▸ Assignment: Each record below should be reproduced as it is written, with pictures left out entirely.

(Items from an interface collection)
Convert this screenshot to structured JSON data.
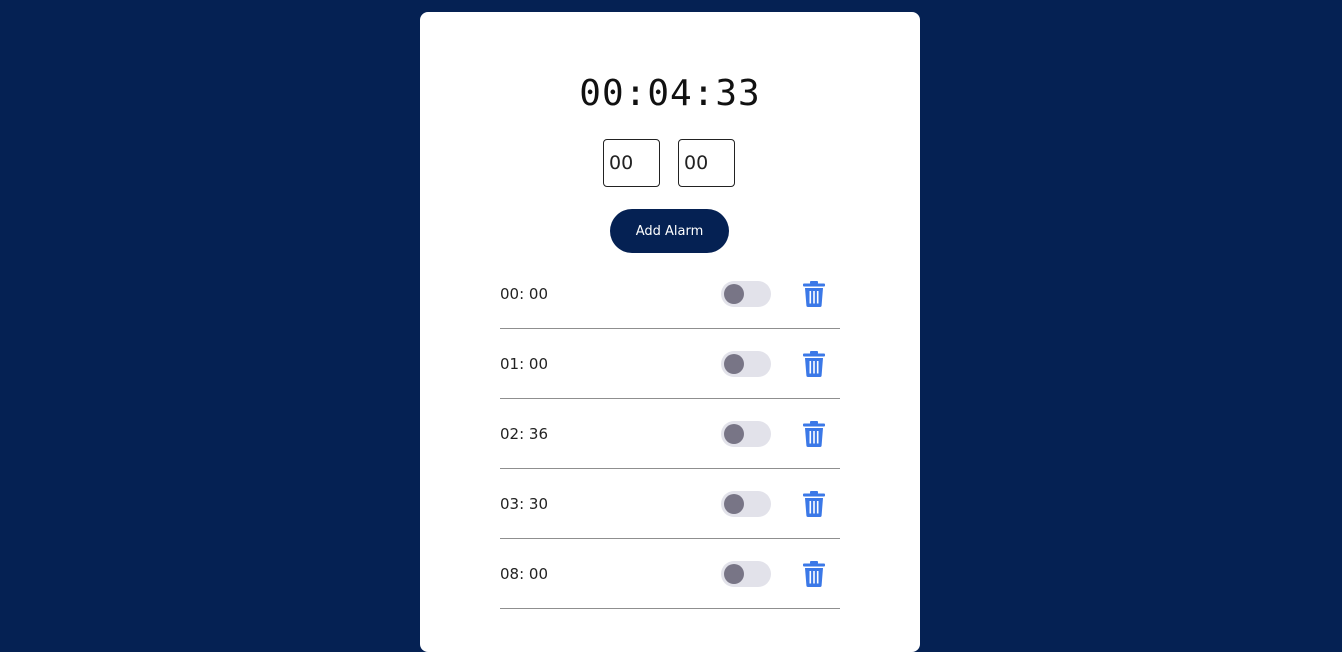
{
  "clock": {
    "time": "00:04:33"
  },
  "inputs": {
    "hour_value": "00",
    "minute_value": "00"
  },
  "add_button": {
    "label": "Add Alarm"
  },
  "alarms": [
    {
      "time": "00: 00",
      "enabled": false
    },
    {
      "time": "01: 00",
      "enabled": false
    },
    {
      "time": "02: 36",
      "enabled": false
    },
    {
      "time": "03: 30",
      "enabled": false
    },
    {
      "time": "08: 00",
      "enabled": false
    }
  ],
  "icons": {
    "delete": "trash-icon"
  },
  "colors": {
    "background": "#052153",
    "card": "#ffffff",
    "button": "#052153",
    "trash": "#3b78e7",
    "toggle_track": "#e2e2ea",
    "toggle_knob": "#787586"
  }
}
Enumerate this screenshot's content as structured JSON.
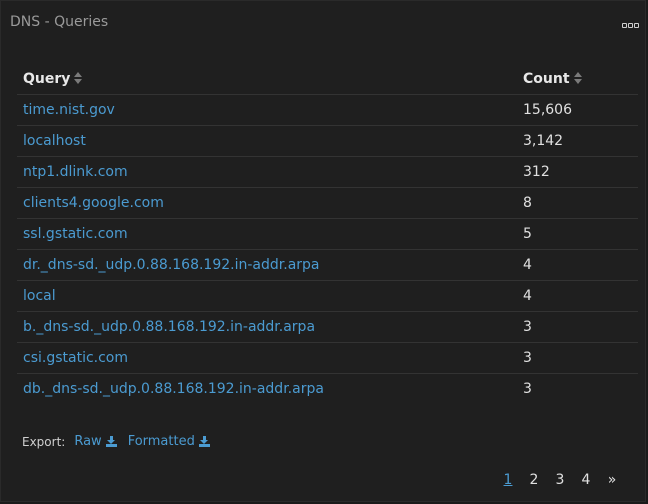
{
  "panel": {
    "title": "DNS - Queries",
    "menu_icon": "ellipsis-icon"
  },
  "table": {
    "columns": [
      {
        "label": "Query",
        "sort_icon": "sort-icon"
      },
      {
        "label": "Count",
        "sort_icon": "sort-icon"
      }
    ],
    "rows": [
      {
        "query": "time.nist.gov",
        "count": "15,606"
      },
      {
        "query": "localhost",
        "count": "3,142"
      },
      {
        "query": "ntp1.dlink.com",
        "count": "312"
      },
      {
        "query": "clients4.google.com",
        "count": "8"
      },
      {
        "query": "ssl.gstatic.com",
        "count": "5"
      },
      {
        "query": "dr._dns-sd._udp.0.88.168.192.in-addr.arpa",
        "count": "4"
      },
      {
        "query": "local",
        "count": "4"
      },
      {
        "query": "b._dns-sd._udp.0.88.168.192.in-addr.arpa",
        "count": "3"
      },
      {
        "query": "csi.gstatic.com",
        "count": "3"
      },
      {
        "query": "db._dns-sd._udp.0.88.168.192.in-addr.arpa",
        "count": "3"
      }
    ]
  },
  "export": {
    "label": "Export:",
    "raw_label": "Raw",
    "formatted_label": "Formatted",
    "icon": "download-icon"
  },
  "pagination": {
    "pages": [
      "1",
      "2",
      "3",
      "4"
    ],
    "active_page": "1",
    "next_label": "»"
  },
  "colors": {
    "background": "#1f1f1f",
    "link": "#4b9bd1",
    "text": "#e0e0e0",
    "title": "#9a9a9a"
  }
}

▸ Exercise solution:
Convert this screenshot to structured JSON data.
{
  "clock": {
    "time": "00:04:33"
  },
  "inputs": {
    "hour_value": "00",
    "minute_value": "00"
  },
  "add_button": {
    "label": "Add Alarm"
  },
  "alarms": [
    {
      "time": "00: 00",
      "enabled": false
    },
    {
      "time": "01: 00",
      "enabled": false
    },
    {
      "time": "02: 36",
      "enabled": false
    },
    {
      "time": "03: 30",
      "enabled": false
    },
    {
      "time": "08: 00",
      "enabled": false
    }
  ],
  "icons": {
    "delete": "trash-icon"
  },
  "colors": {
    "background": "#052153",
    "card": "#ffffff",
    "button": "#052153",
    "trash": "#3b78e7",
    "toggle_track": "#e2e2ea",
    "toggle_knob": "#787586"
  }
}
Enumerate this screenshot's content as structured JSON.
{
  "panel": {
    "title": "DNS - Queries",
    "menu_icon": "ellipsis-icon"
  },
  "table": {
    "columns": [
      {
        "label": "Query",
        "sort_icon": "sort-icon"
      },
      {
        "label": "Count",
        "sort_icon": "sort-icon"
      }
    ],
    "rows": [
      {
        "query": "time.nist.gov",
        "count": "15,606"
      },
      {
        "query": "localhost",
        "count": "3,142"
      },
      {
        "query": "ntp1.dlink.com",
        "count": "312"
      },
      {
        "query": "clients4.google.com",
        "count": "8"
      },
      {
        "query": "ssl.gstatic.com",
        "count": "5"
      },
      {
        "query": "dr._dns-sd._udp.0.88.168.192.in-addr.arpa",
        "count": "4"
      },
      {
        "query": "local",
        "count": "4"
      },
      {
        "query": "b._dns-sd._udp.0.88.168.192.in-addr.arpa",
        "count": "3"
      },
      {
        "query": "csi.gstatic.com",
        "count": "3"
      },
      {
        "query": "db._dns-sd._udp.0.88.168.192.in-addr.arpa",
        "count": "3"
      }
    ]
  },
  "export": {
    "label": "Export:",
    "raw_label": "Raw",
    "formatted_label": "Formatted",
    "icon": "download-icon"
  },
  "pagination": {
    "pages": [
      "1",
      "2",
      "3",
      "4"
    ],
    "active_page": "1",
    "next_label": "»"
  },
  "colors": {
    "background": "#1f1f1f",
    "link": "#4b9bd1",
    "text": "#e0e0e0",
    "title": "#9a9a9a"
  }
}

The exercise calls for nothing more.